One strength Panorama has over Gov Ball this year, especially after Gov Ball lost its Sunday, is that there are three powerful rap acts towards the top of the bill — Schoolboy Q, Kendrick Lamar, and Run The Jewels. Schoolboy conflicted with Alabama Shakes over at the main stage, and it seemed they drew a significant crowd. But the South Central MC threw a party in a tent stage that served as the immediate predecessor for Arcade Fire’s headlining set, offering the opening shot on behalf of TDE before Kendrick’s headlining set tonight. Despite performing in front of a black-and-red Blank Face banner, Schoolboy’s set leaned more old-school, cycling through the hits and fan-favorites from his excellent 2014 LP Oxymoron. “Collard Greens” came early, but the end of the set was plenty climactic, stacking “THat Part,” “Break The Bank,” “Man Of The Year,” and “Hell Of A Night” one after the other. Also, he did the whole set while wearing a white fedora that few others could pull off, and you have to respect that.
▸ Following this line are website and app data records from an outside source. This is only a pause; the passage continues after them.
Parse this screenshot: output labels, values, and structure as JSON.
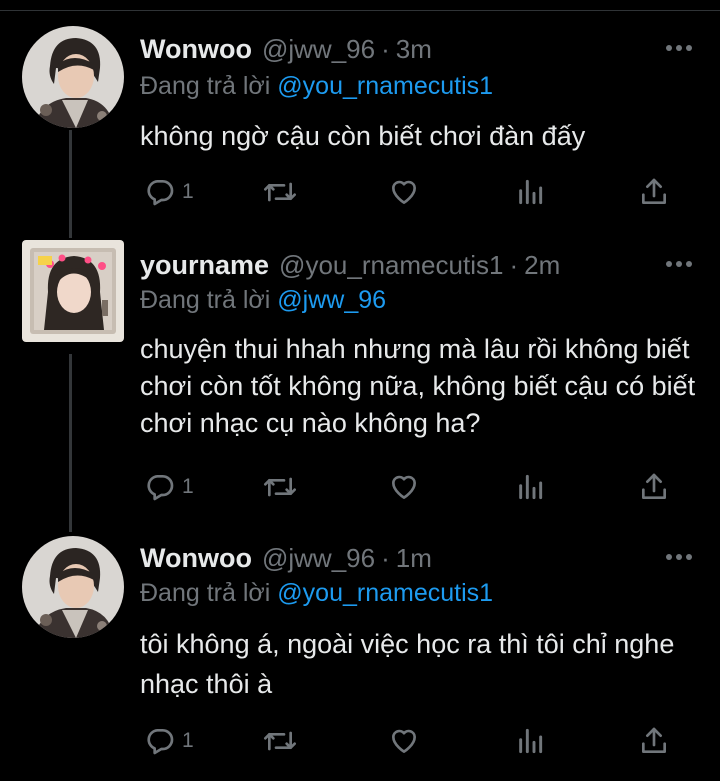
{
  "tweets": [
    {
      "name": "Wonwoo",
      "handle": "@jww_96",
      "time": "3m",
      "reply_prefix": "Đang trả lời",
      "reply_to": "@you_rnamecutis1",
      "text": "không ngờ cậu còn biết chơi đàn đấy",
      "reply_count": "1"
    },
    {
      "name": "yourname",
      "handle": "@you_rnamecutis1",
      "time": "2m",
      "reply_prefix": "Đang trả lời",
      "reply_to": "@jww_96",
      "text": "chuyện thui hhah nhưng mà lâu rồi không biết chơi còn tốt không nữa, không biết cậu có biết chơi nhạc cụ nào không ha?",
      "reply_count": "1"
    },
    {
      "name": "Wonwoo",
      "handle": "@jww_96",
      "time": "1m",
      "reply_prefix": "Đang trả lời",
      "reply_to": "@you_rnamecutis1",
      "text": "tôi không á, ngoài việc học ra thì tôi chỉ nghe nhạc thôi à",
      "reply_count": "1"
    }
  ],
  "separator": "·",
  "icons": {
    "reply": "reply-icon",
    "retweet": "retweet-icon",
    "like": "heart-icon",
    "views": "views-icon",
    "share": "share-icon",
    "more": "more-icon"
  },
  "colors": {
    "background": "#000000",
    "text": "#e7e9ea",
    "muted": "#71767b",
    "link": "#1d9bf0",
    "line": "#333639"
  }
}
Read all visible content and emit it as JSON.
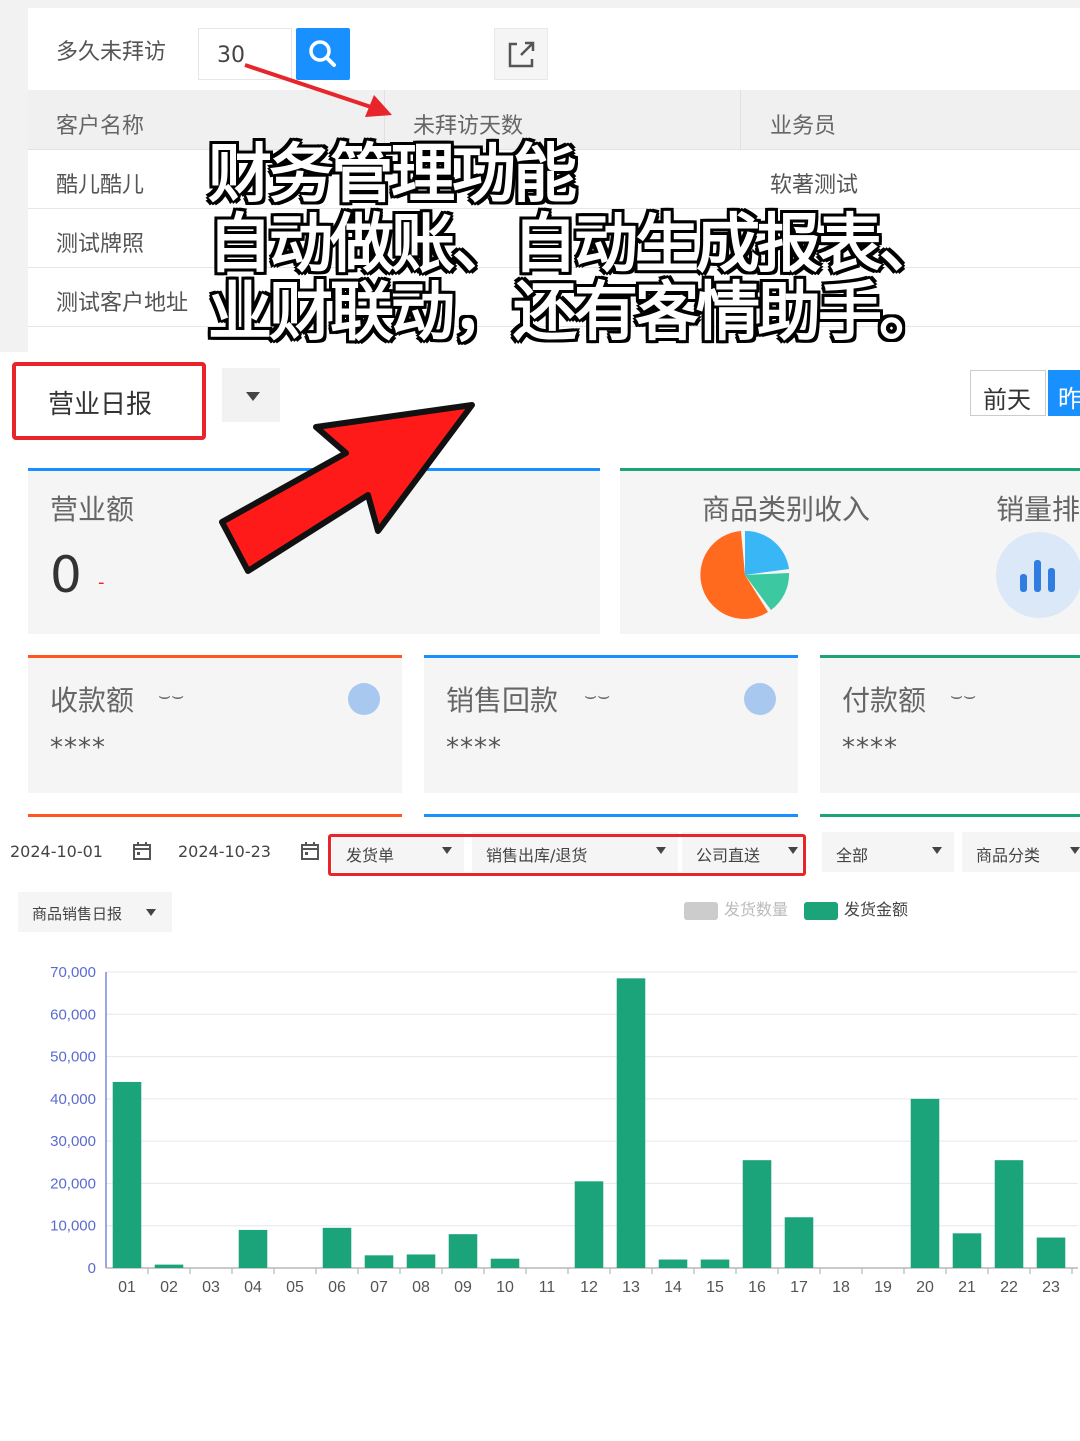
{
  "visit": {
    "label": "多久未拜访",
    "days_value": "30",
    "table_headers": [
      "客户名称",
      "未拜访天数",
      "业务员"
    ],
    "rows": [
      {
        "customer": "酷儿酷儿",
        "salesman": "软著测试"
      },
      {
        "customer": "测试牌照",
        "salesman": ""
      },
      {
        "customer": "测试客户地址",
        "salesman": ""
      }
    ]
  },
  "overlay": {
    "line1": "财务管理功能",
    "line2": "自动做账、自动生成报表、",
    "line3": "业财联动，还有客情助手。"
  },
  "report": {
    "select_label": "营业日报",
    "day_buttons": [
      "前天",
      "昨"
    ],
    "revenue_label": "营业额",
    "revenue_value": "0",
    "revenue_dash": "-",
    "category_income_label": "商品类别收入",
    "sales_rank_label": "销量排",
    "receipt_label": "收款额",
    "sales_return_label": "销售回款",
    "payment_label": "付款额",
    "masked_value": "****"
  },
  "filters": {
    "start_date": "2024-10-01",
    "end_date": "2024-10-23",
    "doc_type": "发货单",
    "out_type": "销售出库/退货",
    "delivery": "公司直送",
    "scope": "全部",
    "category": "商品分类"
  },
  "chart_selector": "商品销售日报",
  "colors": {
    "accent_blue": "#1890ff",
    "highlight_red": "#e8252b",
    "bar_green": "#1ba37a",
    "legend_gray": "#cccccc"
  },
  "chart_data": {
    "type": "bar",
    "categories": [
      "01",
      "02",
      "03",
      "04",
      "05",
      "06",
      "07",
      "08",
      "09",
      "10",
      "11",
      "12",
      "13",
      "14",
      "15",
      "16",
      "17",
      "18",
      "19",
      "20",
      "21",
      "22",
      "23"
    ],
    "series": [
      {
        "name": "发货数量",
        "values": [],
        "hidden": true
      },
      {
        "name": "发货金额",
        "values": [
          44000,
          800,
          0,
          9000,
          0,
          9500,
          3000,
          3200,
          8000,
          2200,
          0,
          20500,
          68500,
          2000,
          2000,
          25500,
          12000,
          0,
          0,
          40000,
          8200,
          25500,
          7200
        ]
      }
    ],
    "ylim": [
      0,
      70000
    ],
    "yticks": [
      "0",
      "10,000",
      "20,000",
      "30,000",
      "40,000",
      "50,000",
      "60,000",
      "70,000"
    ],
    "grid": true,
    "legend_position": "top-right"
  }
}
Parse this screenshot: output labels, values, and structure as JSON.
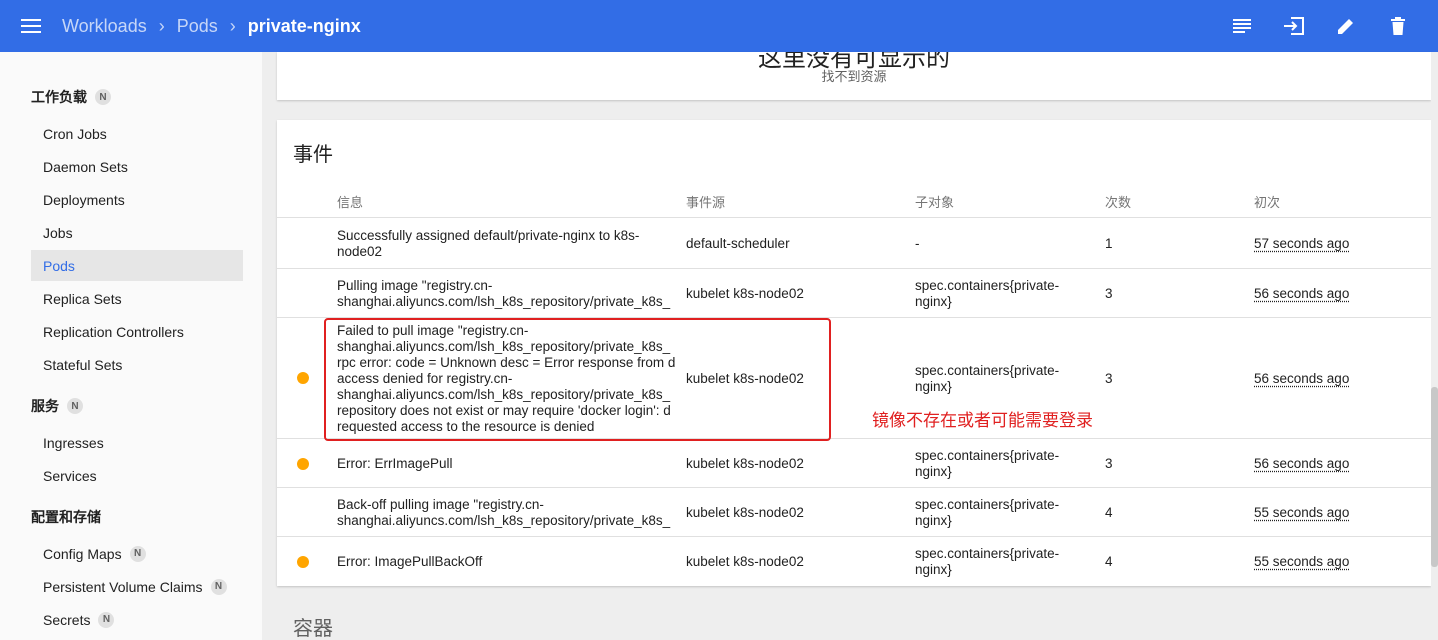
{
  "breadcrumb": {
    "workloads": "Workloads",
    "pods": "Pods",
    "current": "private-nginx"
  },
  "actions": [
    "logs-icon",
    "exec-icon",
    "edit-icon",
    "delete-icon"
  ],
  "sidebar": {
    "workloads_header": "工作负载",
    "workloads_badge": "N",
    "workload_items": [
      "Cron Jobs",
      "Daemon Sets",
      "Deployments",
      "Jobs",
      "Pods",
      "Replica Sets",
      "Replication Controllers",
      "Stateful Sets"
    ],
    "active_item": "Pods",
    "services_header": "服务",
    "services_badge": "N",
    "service_items": [
      "Ingresses",
      "Services"
    ],
    "config_header": "配置和存储",
    "config_items": [
      {
        "label": "Config Maps",
        "badge": "N"
      },
      {
        "label": "Persistent Volume Claims",
        "badge": "N"
      },
      {
        "label": "Secrets",
        "badge": "N"
      }
    ]
  },
  "resource_card": {
    "clipped_title": "这里没有可显示的",
    "empty_text": "找不到资源"
  },
  "events": {
    "title": "事件",
    "columns": {
      "message": "信息",
      "source": "事件源",
      "subobject": "子对象",
      "count": "次数",
      "first": "初次"
    },
    "rows": [
      {
        "warning": false,
        "message": "Successfully assigned default/private-nginx to k8s-\nnode02",
        "source": "default-scheduler",
        "subobject": "-",
        "count": "1",
        "first": "57 seconds ago"
      },
      {
        "warning": false,
        "message": "Pulling image \"registry.cn-\nshanghai.aliyuncs.com/lsh_k8s_repository/private_k8s_",
        "source": "kubelet k8s-node02",
        "subobject": "spec.containers{private-\nnginx}",
        "count": "3",
        "first": "56 seconds ago"
      },
      {
        "warning": true,
        "message": "Failed to pull image \"registry.cn-\nshanghai.aliyuncs.com/lsh_k8s_repository/private_k8s_\nrpc error: code = Unknown desc = Error response from d\naccess denied for registry.cn-\nshanghai.aliyuncs.com/lsh_k8s_repository/private_k8s_\nrepository does not exist or may require 'docker login': d\nrequested access to the resource is denied",
        "source": "kubelet k8s-node02",
        "subobject": "spec.containers{private-\nnginx}",
        "count": "3",
        "first": "56 seconds ago"
      },
      {
        "warning": true,
        "message": "Error: ErrImagePull",
        "source": "kubelet k8s-node02",
        "subobject": "spec.containers{private-\nnginx}",
        "count": "3",
        "first": "56 seconds ago"
      },
      {
        "warning": false,
        "message": "Back-off pulling image \"registry.cn-\nshanghai.aliyuncs.com/lsh_k8s_repository/private_k8s_",
        "source": "kubelet k8s-node02",
        "subobject": "spec.containers{private-\nnginx}",
        "count": "4",
        "first": "55 seconds ago"
      },
      {
        "warning": true,
        "message": "Error: ImagePullBackOff",
        "source": "kubelet k8s-node02",
        "subobject": "spec.containers{private-\nnginx}",
        "count": "4",
        "first": "55 seconds ago"
      }
    ]
  },
  "annotation": "镜像不存在或者可能需要登录",
  "containers_title": "容器",
  "colors": {
    "primary": "#326de6",
    "warning": "#ffa500",
    "annotation": "#e02020"
  }
}
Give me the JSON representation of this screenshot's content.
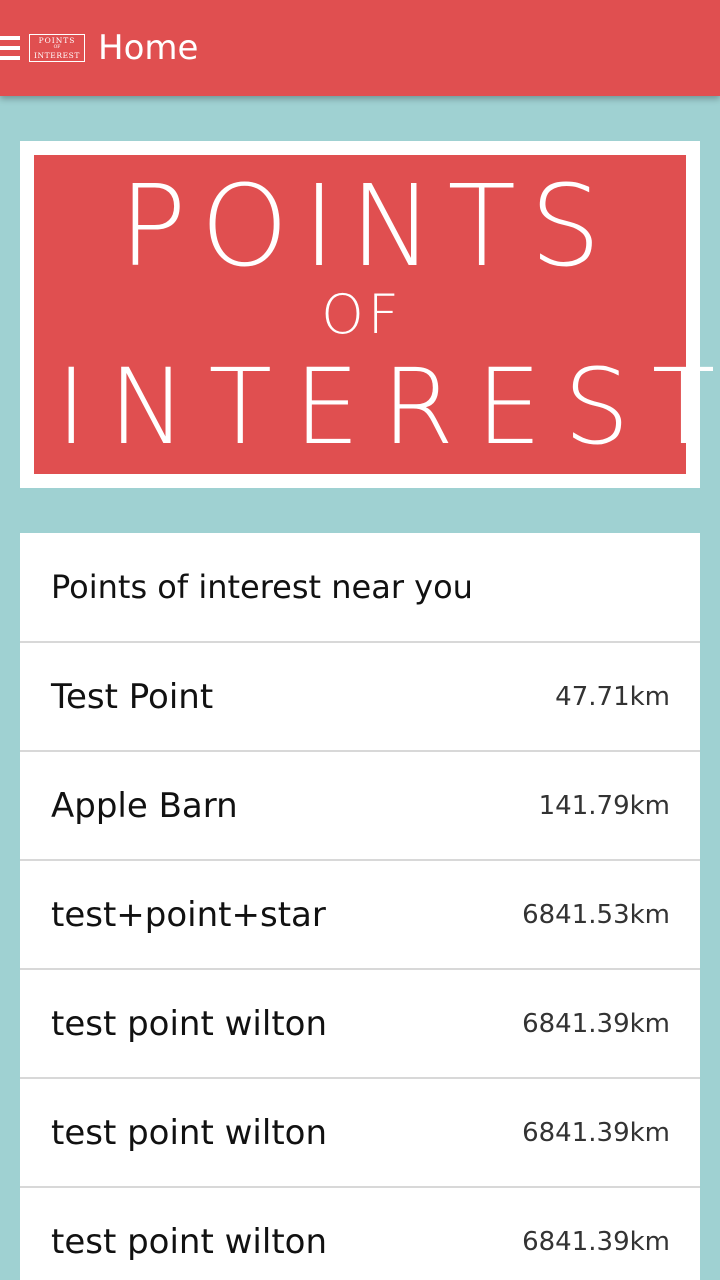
{
  "appbar": {
    "logo_lines": [
      "POINTS",
      "OF",
      "INTEREST"
    ],
    "title": "Home",
    "menu_icon": "hamburger-menu-icon"
  },
  "banner": {
    "line1": "POINTS",
    "line2": "OF",
    "line3": "INTEREST"
  },
  "list": {
    "header": "Points of interest near you",
    "items": [
      {
        "name": "Test Point",
        "distance": "47.71km"
      },
      {
        "name": "Apple Barn",
        "distance": "141.79km"
      },
      {
        "name": "test+point+star",
        "distance": "6841.53km"
      },
      {
        "name": "test point wilton",
        "distance": "6841.39km"
      },
      {
        "name": "test point wilton",
        "distance": "6841.39km"
      },
      {
        "name": "test point wilton",
        "distance": "6841.39km"
      }
    ]
  },
  "colors": {
    "primary": "#e04f50",
    "background": "#9fd1d2",
    "card": "#ffffff"
  }
}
After touring and drawing out the Reflektor era seemingly forever, things have been a little quieter on the Arcade Fire front recently as they work on new music. While they’re indie establishment, this was one thing that made Panorama’s lineup exciting, the chance to see a band like Arcade Fire in a year when otherwise you wouldn’t have a chance. And any chance to see Arcade Fire play to thousands of people is something worth taking. They are one of the few indie bands who have ascended to this level who actually have a universal sweep to them, whose music is often perfectly calibrated for gigantic sing-alongs. They structured the set in a weird way, almost exclusively playing songs in groupings by album — kicking off with several tracks from The Suburbs (including “Sprawl II” much earlier in the set than usual), then Reflektor, then Neon Bible, before leading up to a finale that was mostly Funeral heavy-hitters all in a row. There isn’t much else going in contemporary rock music these days that compares to a crowd, even at an undersold festival, screaming along to “Rebellion (Lies)” and “Wake Up.”
During the set, there were a few nods to David Bowie, one of the group’s primary influences and heroes. Win Butler talked about how New York belonged to Bowie, and how he misses him every day. Then they played “Wake Up” assisted by members of the Preservation Hall Jazz Band. That seemed to be where the show ended, but then they jumped into the crowd with the Pres Hall guys and held a parade cutting through what remained of the festivalgoers, playing “Rebel Rebel,” “Suffragette City,” and “Heroes.” I’ve never seen anyone try to pull a stunt like that after closing a night of a festival, and in a more crowded or shambolic fest, it probably would’ve been a complete mess. But for the first day of Panorama, it was a small tribute after a massive set, fitting for a smaller festival happening with Manhattan off to the side.